|2012||Questions about oxycodone risk||Oxycodone was implicated in a disproportionate number of opioid-related harms and deaths, prompting several provinces to remove it from the drug formularies.|
|2012-2016||Prescribing shifts||Some provinces shift to prescribing other potent opioids, mainly fentanyl and hydromorphone.|
|2013||National roadmap strategy||National strategy on reducing harms associated with prescription drugs presents vague recommendations, but it's unclear how many have been effectively implemented, researchers say.|
|2015||Draft federal regulations||Federal regulators present draft regulations to require a tamper-proof design for prescription oxycodone formulations that account for about 10 per cent of dispensed opioids.|

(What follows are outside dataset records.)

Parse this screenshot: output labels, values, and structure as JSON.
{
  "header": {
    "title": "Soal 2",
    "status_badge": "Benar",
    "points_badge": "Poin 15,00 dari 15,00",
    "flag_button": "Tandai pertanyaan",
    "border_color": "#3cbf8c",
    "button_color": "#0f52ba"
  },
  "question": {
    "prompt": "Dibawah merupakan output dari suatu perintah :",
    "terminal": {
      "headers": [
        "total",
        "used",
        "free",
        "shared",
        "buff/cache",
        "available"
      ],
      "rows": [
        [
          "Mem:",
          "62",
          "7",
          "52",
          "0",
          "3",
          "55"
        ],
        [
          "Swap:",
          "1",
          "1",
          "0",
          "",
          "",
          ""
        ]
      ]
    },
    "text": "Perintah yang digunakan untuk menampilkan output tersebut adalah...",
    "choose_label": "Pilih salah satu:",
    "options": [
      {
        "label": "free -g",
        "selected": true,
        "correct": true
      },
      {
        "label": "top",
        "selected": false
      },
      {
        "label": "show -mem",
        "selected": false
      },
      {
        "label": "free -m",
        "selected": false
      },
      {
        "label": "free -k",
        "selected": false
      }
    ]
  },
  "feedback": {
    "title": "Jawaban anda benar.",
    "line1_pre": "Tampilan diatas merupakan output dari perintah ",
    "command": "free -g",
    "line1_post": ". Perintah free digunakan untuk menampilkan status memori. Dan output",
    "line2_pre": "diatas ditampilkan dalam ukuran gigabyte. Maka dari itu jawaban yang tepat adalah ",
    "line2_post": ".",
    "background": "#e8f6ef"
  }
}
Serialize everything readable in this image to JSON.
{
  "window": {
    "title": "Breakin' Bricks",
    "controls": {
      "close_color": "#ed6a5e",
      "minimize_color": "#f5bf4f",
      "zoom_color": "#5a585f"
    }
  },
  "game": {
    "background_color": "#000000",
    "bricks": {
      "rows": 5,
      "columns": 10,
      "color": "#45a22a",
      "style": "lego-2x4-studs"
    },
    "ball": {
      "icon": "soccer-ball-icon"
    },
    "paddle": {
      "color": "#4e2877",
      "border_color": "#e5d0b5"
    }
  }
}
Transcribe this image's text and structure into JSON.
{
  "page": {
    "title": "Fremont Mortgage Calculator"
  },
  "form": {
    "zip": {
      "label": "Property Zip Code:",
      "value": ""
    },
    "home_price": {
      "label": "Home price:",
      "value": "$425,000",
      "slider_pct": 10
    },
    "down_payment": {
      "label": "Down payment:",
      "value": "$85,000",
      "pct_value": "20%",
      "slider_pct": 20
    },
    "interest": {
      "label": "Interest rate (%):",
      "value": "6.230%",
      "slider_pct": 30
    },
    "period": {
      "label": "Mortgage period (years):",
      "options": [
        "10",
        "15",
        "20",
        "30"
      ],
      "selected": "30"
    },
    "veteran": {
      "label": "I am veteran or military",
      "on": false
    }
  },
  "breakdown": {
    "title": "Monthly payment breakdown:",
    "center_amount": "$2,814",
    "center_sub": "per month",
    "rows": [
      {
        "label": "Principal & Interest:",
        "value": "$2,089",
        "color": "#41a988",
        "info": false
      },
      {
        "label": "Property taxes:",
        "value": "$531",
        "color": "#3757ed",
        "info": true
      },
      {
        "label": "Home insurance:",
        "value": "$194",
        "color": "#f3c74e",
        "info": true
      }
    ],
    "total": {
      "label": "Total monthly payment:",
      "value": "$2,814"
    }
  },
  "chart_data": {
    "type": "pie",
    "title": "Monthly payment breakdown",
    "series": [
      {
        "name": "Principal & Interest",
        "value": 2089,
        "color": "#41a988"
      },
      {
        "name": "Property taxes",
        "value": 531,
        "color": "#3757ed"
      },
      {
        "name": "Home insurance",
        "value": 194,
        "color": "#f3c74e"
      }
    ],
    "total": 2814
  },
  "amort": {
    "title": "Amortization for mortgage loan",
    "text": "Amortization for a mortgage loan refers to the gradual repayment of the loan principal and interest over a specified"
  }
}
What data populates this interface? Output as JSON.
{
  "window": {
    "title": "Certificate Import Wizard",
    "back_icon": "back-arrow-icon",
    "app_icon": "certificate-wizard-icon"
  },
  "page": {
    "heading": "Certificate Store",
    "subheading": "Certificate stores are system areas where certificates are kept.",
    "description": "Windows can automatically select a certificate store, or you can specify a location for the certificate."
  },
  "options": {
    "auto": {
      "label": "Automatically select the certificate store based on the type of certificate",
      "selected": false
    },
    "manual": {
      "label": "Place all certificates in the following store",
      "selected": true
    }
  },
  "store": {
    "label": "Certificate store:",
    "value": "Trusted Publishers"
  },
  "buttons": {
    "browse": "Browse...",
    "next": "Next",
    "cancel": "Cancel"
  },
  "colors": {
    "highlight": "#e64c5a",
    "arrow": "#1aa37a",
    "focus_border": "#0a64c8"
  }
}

|2016||U.S. guidelines introduced||U.S. Centers for Disease Control and Prevention recommends that doctors prescribe opioids at the lowest effective dosage possible only when the benefits from pain reduction and bodily function outweigh the risks.|
|2016||British Columbia declares public health emergency over opioid deaths||Opioid crisis that has killed more than 370 people in the province in the first part of 2016 is declared a public health emergency and a task force is created.|
|2016||Nova Scotia crackdown|| |
Nova Scotia College of Physicians and Surgeons endorses CDC guidelines and recommends doctors cut in half the amount of opioids they prescribe for chronic pain.
With files from Canadian Press